### YOUR INSTRUCTIONS
Would you copy the listing below exactly, keeping the pictures out?

### RECORDS PROVIDED
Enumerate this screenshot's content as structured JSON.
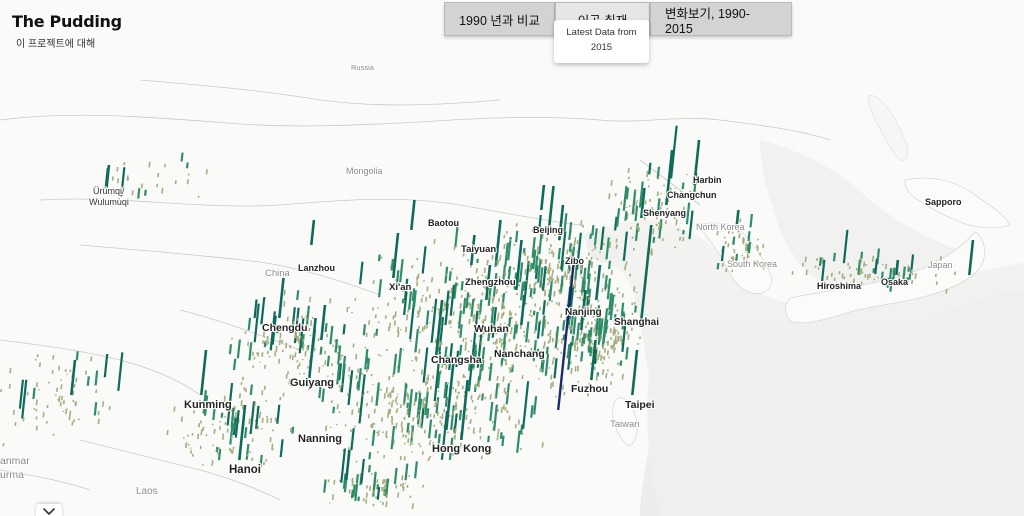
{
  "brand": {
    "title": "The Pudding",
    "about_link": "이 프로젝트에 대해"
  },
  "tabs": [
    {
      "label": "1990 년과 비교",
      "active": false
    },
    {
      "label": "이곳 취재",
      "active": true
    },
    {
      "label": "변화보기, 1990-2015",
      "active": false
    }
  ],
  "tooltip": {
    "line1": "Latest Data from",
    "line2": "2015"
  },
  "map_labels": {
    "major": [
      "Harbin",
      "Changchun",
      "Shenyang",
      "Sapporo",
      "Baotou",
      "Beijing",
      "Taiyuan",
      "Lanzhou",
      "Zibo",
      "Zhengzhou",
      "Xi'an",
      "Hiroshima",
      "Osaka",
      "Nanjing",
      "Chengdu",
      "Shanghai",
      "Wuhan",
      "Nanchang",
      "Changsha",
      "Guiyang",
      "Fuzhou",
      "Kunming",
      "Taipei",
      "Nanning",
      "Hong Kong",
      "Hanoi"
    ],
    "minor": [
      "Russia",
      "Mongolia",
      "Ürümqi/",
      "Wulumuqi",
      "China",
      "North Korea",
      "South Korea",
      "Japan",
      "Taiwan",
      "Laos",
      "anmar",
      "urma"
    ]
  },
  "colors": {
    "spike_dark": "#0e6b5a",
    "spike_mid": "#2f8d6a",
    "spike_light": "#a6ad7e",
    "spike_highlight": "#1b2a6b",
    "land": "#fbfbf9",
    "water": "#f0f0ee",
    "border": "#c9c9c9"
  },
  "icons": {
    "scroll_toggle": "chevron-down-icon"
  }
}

### ANSWER BOX
Enumerate this screenshot's content as structured JSON.
{
  "brand": {
    "title": "The Pudding",
    "about_link": "이 프로젝트에 대해"
  },
  "tabs": [
    {
      "label": "1990 년과 비교",
      "active": false
    },
    {
      "label": "이곳 취재",
      "active": true
    },
    {
      "label": "변화보기, 1990-2015",
      "active": false
    }
  ],
  "tooltip": {
    "line1": "Latest Data from",
    "line2": "2015"
  },
  "map_labels": {
    "major": [
      "Harbin",
      "Changchun",
      "Shenyang",
      "Sapporo",
      "Baotou",
      "Beijing",
      "Taiyuan",
      "Lanzhou",
      "Zibo",
      "Zhengzhou",
      "Xi'an",
      "Hiroshima",
      "Osaka",
      "Nanjing",
      "Chengdu",
      "Shanghai",
      "Wuhan",
      "Nanchang",
      "Changsha",
      "Guiyang",
      "Fuzhou",
      "Kunming",
      "Taipei",
      "Nanning",
      "Hong Kong",
      "Hanoi"
    ],
    "minor": [
      "Russia",
      "Mongolia",
      "Ürümqi/",
      "Wulumuqi",
      "China",
      "North Korea",
      "South Korea",
      "Japan",
      "Taiwan",
      "Laos",
      "anmar",
      "urma"
    ]
  },
  "colors": {
    "spike_dark": "#0e6b5a",
    "spike_mid": "#2f8d6a",
    "spike_light": "#a6ad7e",
    "spike_highlight": "#1b2a6b",
    "land": "#fbfbf9",
    "water": "#f0f0ee",
    "border": "#c9c9c9"
  },
  "icons": {
    "scroll_toggle": "chevron-down-icon"
  }
}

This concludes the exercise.